## Required action
Print each entry again exactly as written, and keep the pictures out.

(Extracted data entries)
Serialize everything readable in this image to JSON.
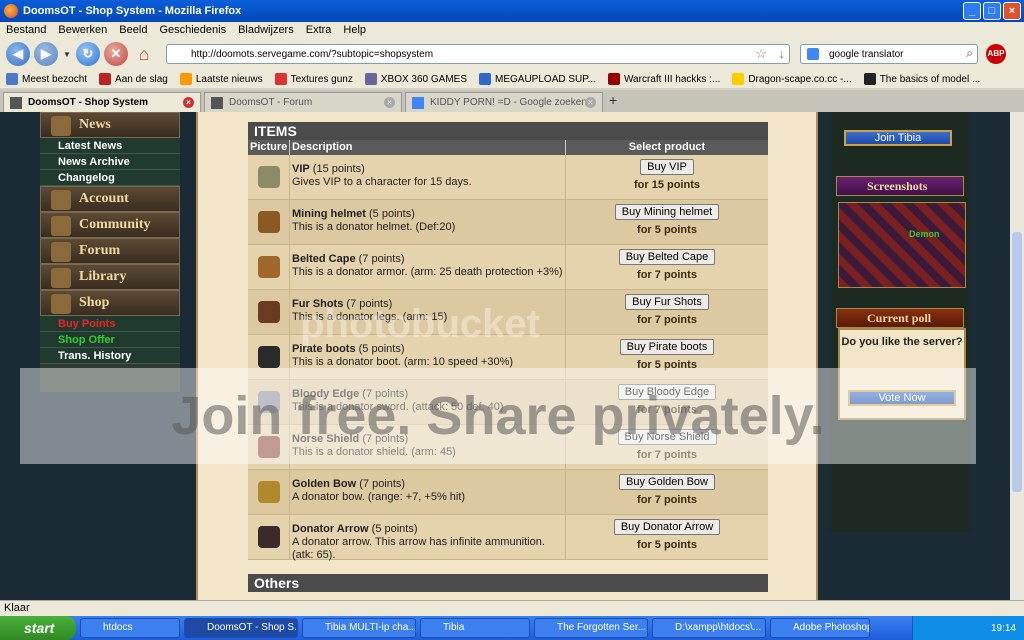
{
  "window": {
    "title": "DoomsOT - Shop System - Mozilla Firefox"
  },
  "menu": [
    "Bestand",
    "Bewerken",
    "Beeld",
    "Geschiedenis",
    "Bladwijzers",
    "Extra",
    "Help"
  ],
  "address": {
    "url": "http://doomots.servegame.com/?subtopic=shopsystem"
  },
  "search": {
    "value": "google translator"
  },
  "bookmarks": [
    "Meest bezocht",
    "Aan de slag",
    "Laatste nieuws",
    "Textures gunz",
    "XBOX 360 GAMES",
    "MEGAUPLOAD SUP...",
    "Warcraft III hackks :...",
    "Dragon-scape.co.cc -...",
    "The basics of model ..."
  ],
  "tabs": [
    "DoomsOT - Shop System",
    "DoomsOT - Forum",
    "KIDDY PORN! =D - Google zoeken"
  ],
  "sidebar": {
    "news": "News",
    "news_items": [
      "Latest News",
      "News Archive",
      "Changelog"
    ],
    "sections": [
      "Account",
      "Community",
      "Forum",
      "Library",
      "Shop"
    ],
    "shop_items": [
      "Buy Points",
      "Shop Offer",
      "Trans. History"
    ]
  },
  "items_box": {
    "title": "ITEMS",
    "col_picture": "Picture",
    "col_description": "Description",
    "col_select": "Select product",
    "rows": [
      {
        "name": "VIP",
        "points_label": "(15 points)",
        "desc": "Gives VIP to a character for 15 days.",
        "button": "Buy VIP",
        "for": "for 15 points"
      },
      {
        "name": "Mining helmet",
        "points_label": "(5 points)",
        "desc": "This is a donator helmet. (Def:20)",
        "button": "Buy Mining helmet",
        "for": "for 5 points"
      },
      {
        "name": "Belted Cape",
        "points_label": "(7 points)",
        "desc": "This is a donator armor. (arm: 25 death protection +3%)",
        "button": "Buy Belted Cape",
        "for": "for 7 points"
      },
      {
        "name": "Fur Shots",
        "points_label": "(7 points)",
        "desc": "This is a donator legs. (arm: 15)",
        "button": "Buy Fur Shots",
        "for": "for 7 points"
      },
      {
        "name": "Pirate boots",
        "points_label": "(5 points)",
        "desc": "This is a donator boot. (arm: 10 speed +30%)",
        "button": "Buy Pirate boots",
        "for": "for 5 points"
      },
      {
        "name": "Bloody Edge",
        "points_label": "(7 points)",
        "desc": "This is a donator sword. (attack: 50 def: 40)",
        "button": "Buy Bloody Edge",
        "for": "for 7 points"
      },
      {
        "name": "Norse Shield",
        "points_label": "(7 points)",
        "desc": "This is a donator shield. (arm: 45)",
        "button": "Buy Norse Shield",
        "for": "for 7 points"
      },
      {
        "name": "Golden Bow",
        "points_label": "(7 points)",
        "desc": "A donator bow. (range: +7, +5% hit)",
        "button": "Buy Golden Bow",
        "for": "for 7 points"
      },
      {
        "name": "Donator Arrow",
        "points_label": "(5 points)",
        "desc": "A donator arrow. This arrow has infinite ammunition. (atk: 65).",
        "button": "Buy Donator Arrow",
        "for": "for 5 points"
      }
    ]
  },
  "others_box": {
    "title": "Others"
  },
  "right": {
    "join": "Join Tibia",
    "screenshots": "Screenshots",
    "shot_label": "Demon",
    "poll": "Current poll",
    "poll_question": "Do you like the server?",
    "vote": "Vote Now"
  },
  "watermark": {
    "main": "Join free. Share privately.",
    "brand": "photobucket"
  },
  "status": {
    "text": "Klaar"
  },
  "taskbar": {
    "start": "start",
    "tasks": [
      "htdocs",
      "DoomsOT - Shop S...",
      "Tibia MULTI-ip cha...",
      "Tibia",
      "The Forgotten Ser...",
      "D:\\xampp\\htdocs\\...",
      "Adobe Photoshop ..."
    ],
    "clock": "19:14"
  }
}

## Response below
Serialize everything readable in this image to JSON.
{
  "window": {
    "title": "DoomsOT - Shop System - Mozilla Firefox"
  },
  "menu": [
    "Bestand",
    "Bewerken",
    "Beeld",
    "Geschiedenis",
    "Bladwijzers",
    "Extra",
    "Help"
  ],
  "address": {
    "url": "http://doomots.servegame.com/?subtopic=shopsystem"
  },
  "search": {
    "value": "google translator"
  },
  "bookmarks": [
    "Meest bezocht",
    "Aan de slag",
    "Laatste nieuws",
    "Textures gunz",
    "XBOX 360 GAMES",
    "MEGAUPLOAD SUP...",
    "Warcraft III hackks :...",
    "Dragon-scape.co.cc -...",
    "The basics of model ..."
  ],
  "tabs": [
    "DoomsOT - Shop System",
    "DoomsOT - Forum",
    "KIDDY PORN! =D - Google zoeken"
  ],
  "sidebar": {
    "news": "News",
    "news_items": [
      "Latest News",
      "News Archive",
      "Changelog"
    ],
    "sections": [
      "Account",
      "Community",
      "Forum",
      "Library",
      "Shop"
    ],
    "shop_items": [
      "Buy Points",
      "Shop Offer",
      "Trans. History"
    ]
  },
  "items_box": {
    "title": "ITEMS",
    "col_picture": "Picture",
    "col_description": "Description",
    "col_select": "Select product",
    "rows": [
      {
        "name": "VIP",
        "points_label": "(15 points)",
        "desc": "Gives VIP to a character for 15 days.",
        "button": "Buy VIP",
        "for": "for 15 points"
      },
      {
        "name": "Mining helmet",
        "points_label": "(5 points)",
        "desc": "This is a donator helmet. (Def:20)",
        "button": "Buy Mining helmet",
        "for": "for 5 points"
      },
      {
        "name": "Belted Cape",
        "points_label": "(7 points)",
        "desc": "This is a donator armor. (arm: 25 death protection +3%)",
        "button": "Buy Belted Cape",
        "for": "for 7 points"
      },
      {
        "name": "Fur Shots",
        "points_label": "(7 points)",
        "desc": "This is a donator legs. (arm: 15)",
        "button": "Buy Fur Shots",
        "for": "for 7 points"
      },
      {
        "name": "Pirate boots",
        "points_label": "(5 points)",
        "desc": "This is a donator boot. (arm: 10 speed +30%)",
        "button": "Buy Pirate boots",
        "for": "for 5 points"
      },
      {
        "name": "Bloody Edge",
        "points_label": "(7 points)",
        "desc": "This is a donator sword. (attack: 50 def: 40)",
        "button": "Buy Bloody Edge",
        "for": "for 7 points"
      },
      {
        "name": "Norse Shield",
        "points_label": "(7 points)",
        "desc": "This is a donator shield. (arm: 45)",
        "button": "Buy Norse Shield",
        "for": "for 7 points"
      },
      {
        "name": "Golden Bow",
        "points_label": "(7 points)",
        "desc": "A donator bow. (range: +7, +5% hit)",
        "button": "Buy Golden Bow",
        "for": "for 7 points"
      },
      {
        "name": "Donator Arrow",
        "points_label": "(5 points)",
        "desc": "A donator arrow. This arrow has infinite ammunition. (atk: 65).",
        "button": "Buy Donator Arrow",
        "for": "for 5 points"
      }
    ]
  },
  "others_box": {
    "title": "Others"
  },
  "right": {
    "join": "Join Tibia",
    "screenshots": "Screenshots",
    "shot_label": "Demon",
    "poll": "Current poll",
    "poll_question": "Do you like the server?",
    "vote": "Vote Now"
  },
  "watermark": {
    "main": "Join free. Share privately.",
    "brand": "photobucket"
  },
  "status": {
    "text": "Klaar"
  },
  "taskbar": {
    "start": "start",
    "tasks": [
      "htdocs",
      "DoomsOT - Shop S...",
      "Tibia MULTI-ip cha...",
      "Tibia",
      "The Forgotten Ser...",
      "D:\\xampp\\htdocs\\...",
      "Adobe Photoshop ..."
    ],
    "clock": "19:14"
  }
}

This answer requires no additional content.